A move can also surround different stones at the same time even if not all of them are connected as a string.
Here, a is the only liberty of two separate strings: the four white stones at the top and the single white stone in the middle.
Black's move captures the surrounded five white stones. For this Black occupies their last liberty. They now have no liberties, so they are captured and thus removed.
Example 4: capture by a stone with no liberties
This example illustrates the rule that a capturing stone doesn’t need to have a liberty until the captured stones are removed.
The White move occupies the last liberty of the two black stones, capturing them. Note that is a legal move although it has no liberties when it is played.
Now has a liberty again, leaving a legal position.
8. No Repetition
The repetition rule: One may not play a move that repeats a previous board position.
This rule prevents players from endlessly capturing and recapturing a stone, back and forth.
Black's move would remove the stone . However, would also repeat an earlier position - the position just before .
Since the rule prohibits repetition of the board position, Black cannot play at now in the example. Black must play on a different point.
Note that on subsequent turns, the same move may be available as a legal move, because it will not be repeating the same board position.
For more on this rule, see ko.
The situation where repeating captures of the same stones would be possible without a special rule is called a ko; ko fights can be one of the most exciting parts of the game.
9. Ending a Game
The victory rule: The player who occupies (controls or surrounds) the most points wins the game.
When neither player wants to keep putting stones on the board, they will each pass. (Passing is always a legal move, although it is only good at the end of the game!) The player who controls most of the board wins.
There are two ways to score, area scoring (also called Chinese rules) and territory scoring (also called Japanese rules). Both systems count territory, the number of unoccupied points surrounded by one player's stones, but they differ in how the stones are counted. In either case, each player gets a total score and whoever has the larger score wins the game. For the vast majority of positions, the two systems give the same difference of scores and give the same winner.
- In area scoring, the score is territory plus the number of stones the player has left on the board.
- In territory scoring, the score is territory minus the number of stones the opponent has captured.
The example below uses area scoring.
In this position, Black controls 6 points of territory and has 7 points occupied by black stones. Thus, Black has a total of 13 points.
Meanwhile, White controls 5 points of territory and has 7 points occupied by white stones. Thus, White has a total of 12 points.
In the example, Black controls more points. Therefore, Black wins the game.
That's it! Now you can play Go.
10. Further Study
This page is a first, basic introduction to the game. As an introduction, it does not seek to overwhelm the reader with a bestiary of strange cases which are decided differently depending on the exact wording of the rules. If precise readers spot inconsistencies in these rules; or if eager beginners encounter a situation in their games which they found ambiguous; then they may wish to consult. Do not worry if at first, you do not understand. You can play your first games with knowing only these rules. When you understand more, it would be a good idea to consuld these rules below!

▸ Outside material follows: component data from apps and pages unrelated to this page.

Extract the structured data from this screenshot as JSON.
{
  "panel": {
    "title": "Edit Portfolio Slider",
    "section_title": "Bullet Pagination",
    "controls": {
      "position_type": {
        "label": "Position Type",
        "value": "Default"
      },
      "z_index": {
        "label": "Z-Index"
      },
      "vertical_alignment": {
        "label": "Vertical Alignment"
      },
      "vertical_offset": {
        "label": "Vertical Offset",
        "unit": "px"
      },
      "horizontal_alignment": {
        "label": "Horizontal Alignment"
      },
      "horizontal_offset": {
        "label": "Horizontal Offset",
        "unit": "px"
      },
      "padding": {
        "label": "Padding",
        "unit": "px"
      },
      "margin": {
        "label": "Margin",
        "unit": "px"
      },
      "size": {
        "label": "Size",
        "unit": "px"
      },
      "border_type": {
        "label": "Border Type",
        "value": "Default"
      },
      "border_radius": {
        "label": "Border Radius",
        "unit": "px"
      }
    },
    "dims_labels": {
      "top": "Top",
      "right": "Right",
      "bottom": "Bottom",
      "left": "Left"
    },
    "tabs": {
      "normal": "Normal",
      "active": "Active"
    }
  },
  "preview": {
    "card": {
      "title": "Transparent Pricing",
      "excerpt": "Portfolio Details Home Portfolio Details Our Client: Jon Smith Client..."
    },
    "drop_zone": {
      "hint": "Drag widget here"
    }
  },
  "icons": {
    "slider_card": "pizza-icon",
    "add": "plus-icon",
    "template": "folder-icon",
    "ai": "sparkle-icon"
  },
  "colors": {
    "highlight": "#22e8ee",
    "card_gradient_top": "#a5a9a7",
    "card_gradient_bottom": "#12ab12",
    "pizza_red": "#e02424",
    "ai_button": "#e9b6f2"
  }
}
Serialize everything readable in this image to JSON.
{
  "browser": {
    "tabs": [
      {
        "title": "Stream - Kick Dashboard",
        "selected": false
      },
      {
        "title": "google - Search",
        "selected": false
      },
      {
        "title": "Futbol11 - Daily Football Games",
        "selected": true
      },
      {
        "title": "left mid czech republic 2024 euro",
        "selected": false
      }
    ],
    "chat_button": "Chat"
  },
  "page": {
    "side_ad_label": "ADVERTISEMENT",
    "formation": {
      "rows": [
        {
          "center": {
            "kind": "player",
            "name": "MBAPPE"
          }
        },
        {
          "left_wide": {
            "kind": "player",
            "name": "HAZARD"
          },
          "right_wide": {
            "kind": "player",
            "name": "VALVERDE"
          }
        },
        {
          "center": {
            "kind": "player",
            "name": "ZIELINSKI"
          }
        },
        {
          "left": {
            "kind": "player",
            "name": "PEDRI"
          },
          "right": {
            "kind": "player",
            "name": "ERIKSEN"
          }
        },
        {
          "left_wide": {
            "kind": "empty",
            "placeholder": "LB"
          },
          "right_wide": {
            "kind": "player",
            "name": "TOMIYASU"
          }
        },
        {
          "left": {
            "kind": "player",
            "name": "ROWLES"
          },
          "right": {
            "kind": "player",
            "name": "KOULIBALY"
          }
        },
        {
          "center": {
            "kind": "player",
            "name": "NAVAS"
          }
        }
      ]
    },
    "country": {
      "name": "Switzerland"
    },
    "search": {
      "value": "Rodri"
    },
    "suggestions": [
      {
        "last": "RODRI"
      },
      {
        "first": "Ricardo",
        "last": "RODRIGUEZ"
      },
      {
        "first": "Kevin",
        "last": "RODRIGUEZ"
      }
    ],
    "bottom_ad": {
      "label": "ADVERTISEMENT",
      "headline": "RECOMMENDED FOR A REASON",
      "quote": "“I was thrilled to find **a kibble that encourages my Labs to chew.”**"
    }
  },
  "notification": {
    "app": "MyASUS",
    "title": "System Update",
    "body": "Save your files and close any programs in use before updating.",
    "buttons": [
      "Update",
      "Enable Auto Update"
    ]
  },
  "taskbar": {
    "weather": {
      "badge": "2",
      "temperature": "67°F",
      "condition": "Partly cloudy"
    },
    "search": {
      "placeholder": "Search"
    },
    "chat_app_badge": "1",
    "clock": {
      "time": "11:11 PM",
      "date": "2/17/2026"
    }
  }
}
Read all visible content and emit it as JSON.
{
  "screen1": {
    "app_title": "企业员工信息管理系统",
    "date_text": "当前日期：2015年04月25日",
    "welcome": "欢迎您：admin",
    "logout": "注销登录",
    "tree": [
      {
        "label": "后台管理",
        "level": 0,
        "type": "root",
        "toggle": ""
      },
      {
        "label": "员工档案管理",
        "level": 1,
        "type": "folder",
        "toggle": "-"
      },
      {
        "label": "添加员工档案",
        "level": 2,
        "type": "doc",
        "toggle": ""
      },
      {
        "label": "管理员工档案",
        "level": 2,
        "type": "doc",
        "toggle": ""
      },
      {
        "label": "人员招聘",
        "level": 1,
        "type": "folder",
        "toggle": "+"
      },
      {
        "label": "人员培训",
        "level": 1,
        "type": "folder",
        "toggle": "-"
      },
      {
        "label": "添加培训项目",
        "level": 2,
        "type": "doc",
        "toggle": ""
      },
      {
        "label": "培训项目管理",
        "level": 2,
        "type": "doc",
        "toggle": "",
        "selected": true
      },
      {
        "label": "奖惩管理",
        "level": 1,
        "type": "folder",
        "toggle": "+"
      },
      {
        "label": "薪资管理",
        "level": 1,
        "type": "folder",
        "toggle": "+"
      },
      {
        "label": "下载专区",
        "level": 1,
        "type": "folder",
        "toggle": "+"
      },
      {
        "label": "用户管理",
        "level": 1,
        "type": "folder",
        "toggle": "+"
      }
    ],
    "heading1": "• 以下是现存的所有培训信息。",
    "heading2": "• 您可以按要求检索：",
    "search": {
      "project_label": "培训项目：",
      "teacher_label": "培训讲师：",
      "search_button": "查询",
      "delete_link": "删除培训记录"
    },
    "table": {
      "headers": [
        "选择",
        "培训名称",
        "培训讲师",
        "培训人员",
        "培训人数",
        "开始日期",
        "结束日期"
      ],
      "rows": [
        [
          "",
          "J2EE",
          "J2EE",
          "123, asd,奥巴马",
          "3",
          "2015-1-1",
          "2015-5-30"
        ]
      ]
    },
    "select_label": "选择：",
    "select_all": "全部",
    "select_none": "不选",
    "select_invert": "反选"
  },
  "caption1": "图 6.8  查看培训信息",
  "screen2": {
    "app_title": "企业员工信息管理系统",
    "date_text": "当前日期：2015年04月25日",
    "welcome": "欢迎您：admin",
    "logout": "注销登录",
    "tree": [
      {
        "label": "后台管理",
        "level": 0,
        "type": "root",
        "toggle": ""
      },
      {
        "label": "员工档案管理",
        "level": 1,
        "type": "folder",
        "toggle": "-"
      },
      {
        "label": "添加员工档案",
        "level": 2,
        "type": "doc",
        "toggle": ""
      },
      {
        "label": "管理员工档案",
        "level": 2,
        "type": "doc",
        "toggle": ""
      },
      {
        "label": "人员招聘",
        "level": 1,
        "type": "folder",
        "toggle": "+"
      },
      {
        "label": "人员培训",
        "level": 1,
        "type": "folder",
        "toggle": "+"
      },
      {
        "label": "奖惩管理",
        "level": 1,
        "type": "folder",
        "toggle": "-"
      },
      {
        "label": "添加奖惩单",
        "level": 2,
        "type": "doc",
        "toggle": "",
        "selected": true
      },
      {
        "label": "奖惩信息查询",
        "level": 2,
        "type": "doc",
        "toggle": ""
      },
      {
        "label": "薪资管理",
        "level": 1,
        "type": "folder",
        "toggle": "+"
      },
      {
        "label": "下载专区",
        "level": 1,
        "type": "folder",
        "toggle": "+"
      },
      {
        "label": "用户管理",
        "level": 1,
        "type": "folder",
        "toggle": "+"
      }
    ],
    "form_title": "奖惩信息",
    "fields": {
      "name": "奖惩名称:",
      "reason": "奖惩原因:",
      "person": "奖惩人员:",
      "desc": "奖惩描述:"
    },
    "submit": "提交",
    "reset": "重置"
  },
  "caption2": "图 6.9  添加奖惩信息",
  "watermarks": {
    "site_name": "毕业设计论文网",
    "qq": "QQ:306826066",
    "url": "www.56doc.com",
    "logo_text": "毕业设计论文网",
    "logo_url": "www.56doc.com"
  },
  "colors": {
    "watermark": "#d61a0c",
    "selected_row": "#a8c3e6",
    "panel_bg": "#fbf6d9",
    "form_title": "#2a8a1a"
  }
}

- Rules of Go - second tutorial for further detail
The second tutorial aims to deal with frequently asked questions, introduce the finer points of making a consistent rule set, and explain why different Go associations sometimes have different rules. However, it still assumes that the reader does not yet have a good intuitive feel for the game. To jump straight into the thick of things, see
A more subtle understanding of the rules of Go will not help you play Go better. There are several minor variations to the rules of Go worldwide, but it is quite rare for these variations to affect play. Most of the confusions that a beginner faces are not about how to play, but about how to play well.
These pages should help with the first questions arising from practical play. For other pages aimed at beginners, see